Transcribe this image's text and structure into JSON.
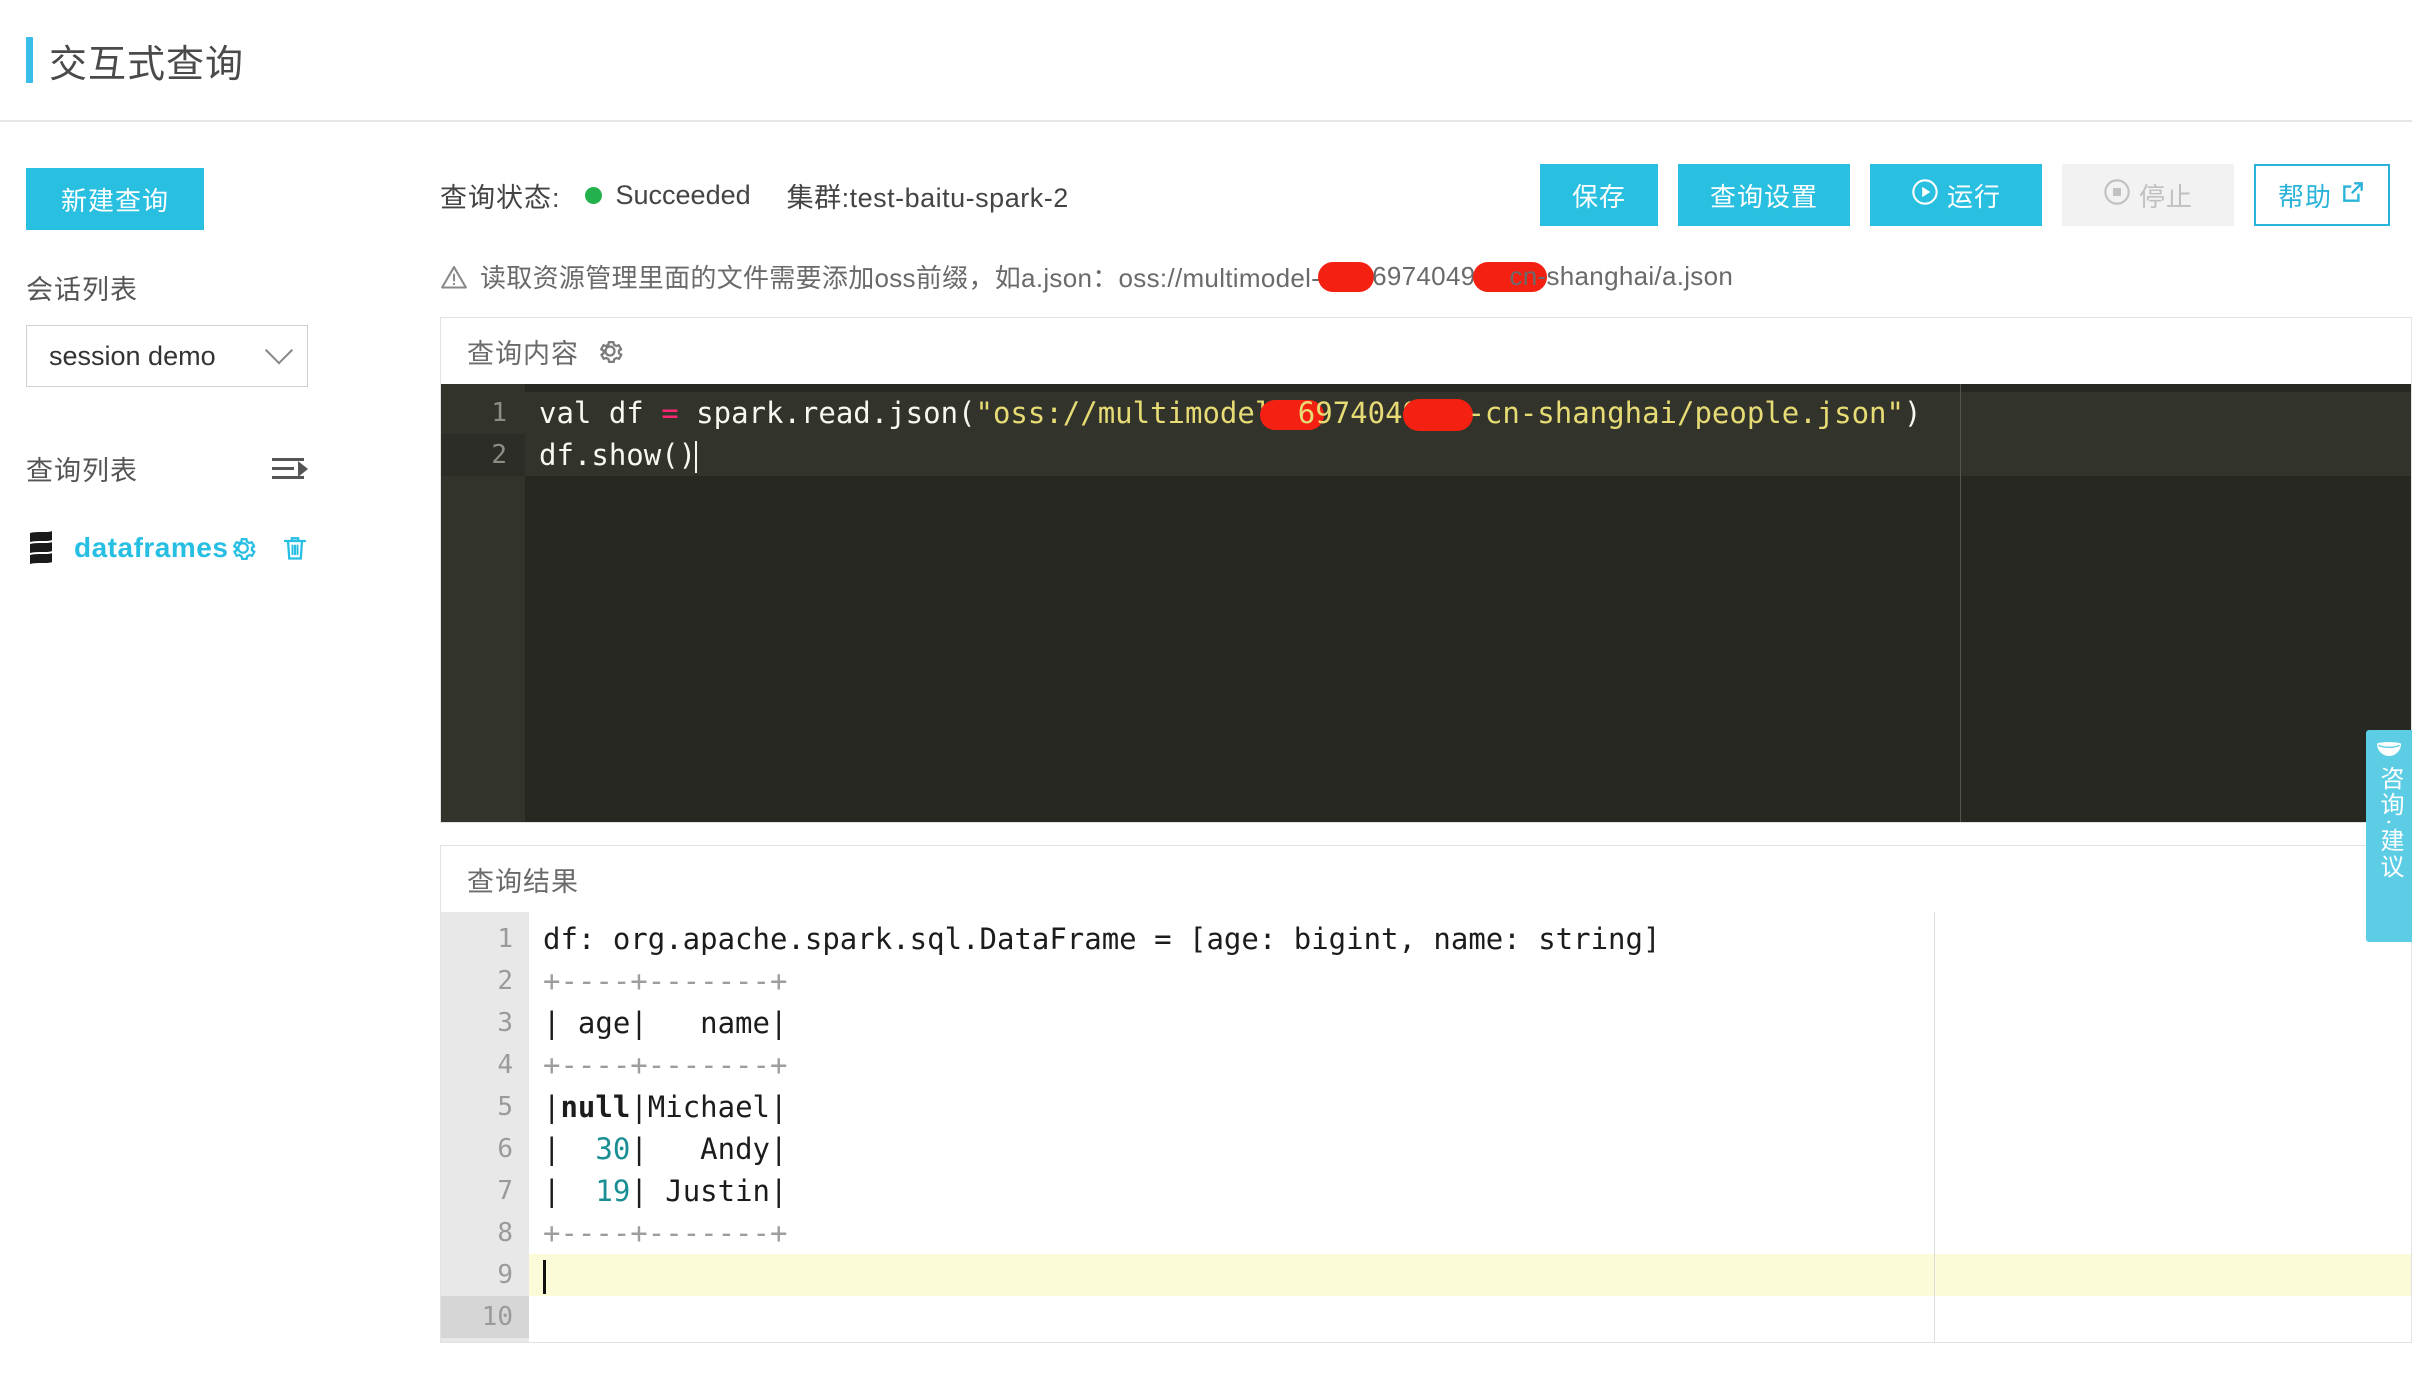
{
  "header": {
    "title": "交互式查询"
  },
  "sidebar": {
    "new_query_label": "新建查询",
    "session_list_label": "会话列表",
    "session_selected": "session demo",
    "query_list_label": "查询列表",
    "query_items": [
      {
        "label": "dataframes",
        "icon": "scala-icon"
      }
    ]
  },
  "toolbar": {
    "status_label": "查询状态:",
    "status_value": "Succeeded",
    "status_color": "#22b14c",
    "cluster_text": "集群:test-baitu-spark-2",
    "save_label": "保存",
    "settings_label": "查询设置",
    "run_label": "运行",
    "stop_label": "停止",
    "help_label": "帮助"
  },
  "notice": {
    "prefix": "读取资源管理里面的文件需要添加oss前缀，如a.json：oss://multimodel-",
    "mid": "6974049",
    "suffix": "cn-shanghai/a.json"
  },
  "editor": {
    "panel_title": "查询内容",
    "accent": "#29bfe0",
    "line_numbers": [
      "1",
      "2"
    ],
    "code": {
      "l1_a": "val df ",
      "l1_eq": "=",
      "l1_b": " spark.read.json(",
      "l1_str_open": "\"oss://multimodel-",
      "l1_str_mid": "69740496",
      "l1_str_end": "-cn-shanghai/people.json\"",
      "l1_close": ")",
      "l2": "df.show()"
    }
  },
  "results": {
    "panel_title": "查询结果",
    "line_numbers": [
      "1",
      "2",
      "3",
      "4",
      "5",
      "6",
      "7",
      "8",
      "9",
      "10"
    ],
    "lines": [
      {
        "n": "1",
        "text": "df: org.apache.spark.sql.DataFrame = [age: bigint, name: string]"
      },
      {
        "n": "2",
        "text": "+----+-------+"
      },
      {
        "n": "3",
        "text": "| age|   name|"
      },
      {
        "n": "4",
        "text": "+----+-------+"
      },
      {
        "n": "5",
        "text": "|null|Michael|"
      },
      {
        "n": "6",
        "text": "|  30|   Andy|"
      },
      {
        "n": "7",
        "text": "|  19| Justin|"
      },
      {
        "n": "8",
        "text": "+----+-------+"
      },
      {
        "n": "9",
        "text": ""
      },
      {
        "n": "10",
        "text": ""
      }
    ],
    "table": {
      "columns": [
        "age",
        "name"
      ],
      "rows": [
        [
          "null",
          "Michael"
        ],
        [
          "30",
          "Andy"
        ],
        [
          "19",
          "Justin"
        ]
      ]
    },
    "schema": "df: org.apache.spark.sql.DataFrame = [age: bigint, name: string]"
  },
  "feedback": {
    "text": "咨询·建议"
  }
}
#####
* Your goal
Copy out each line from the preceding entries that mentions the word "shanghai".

* Response to this task
    "suffix": "cn-shanghai/a.json"
      "l1_str_end": "-cn-shanghai/people.json\"",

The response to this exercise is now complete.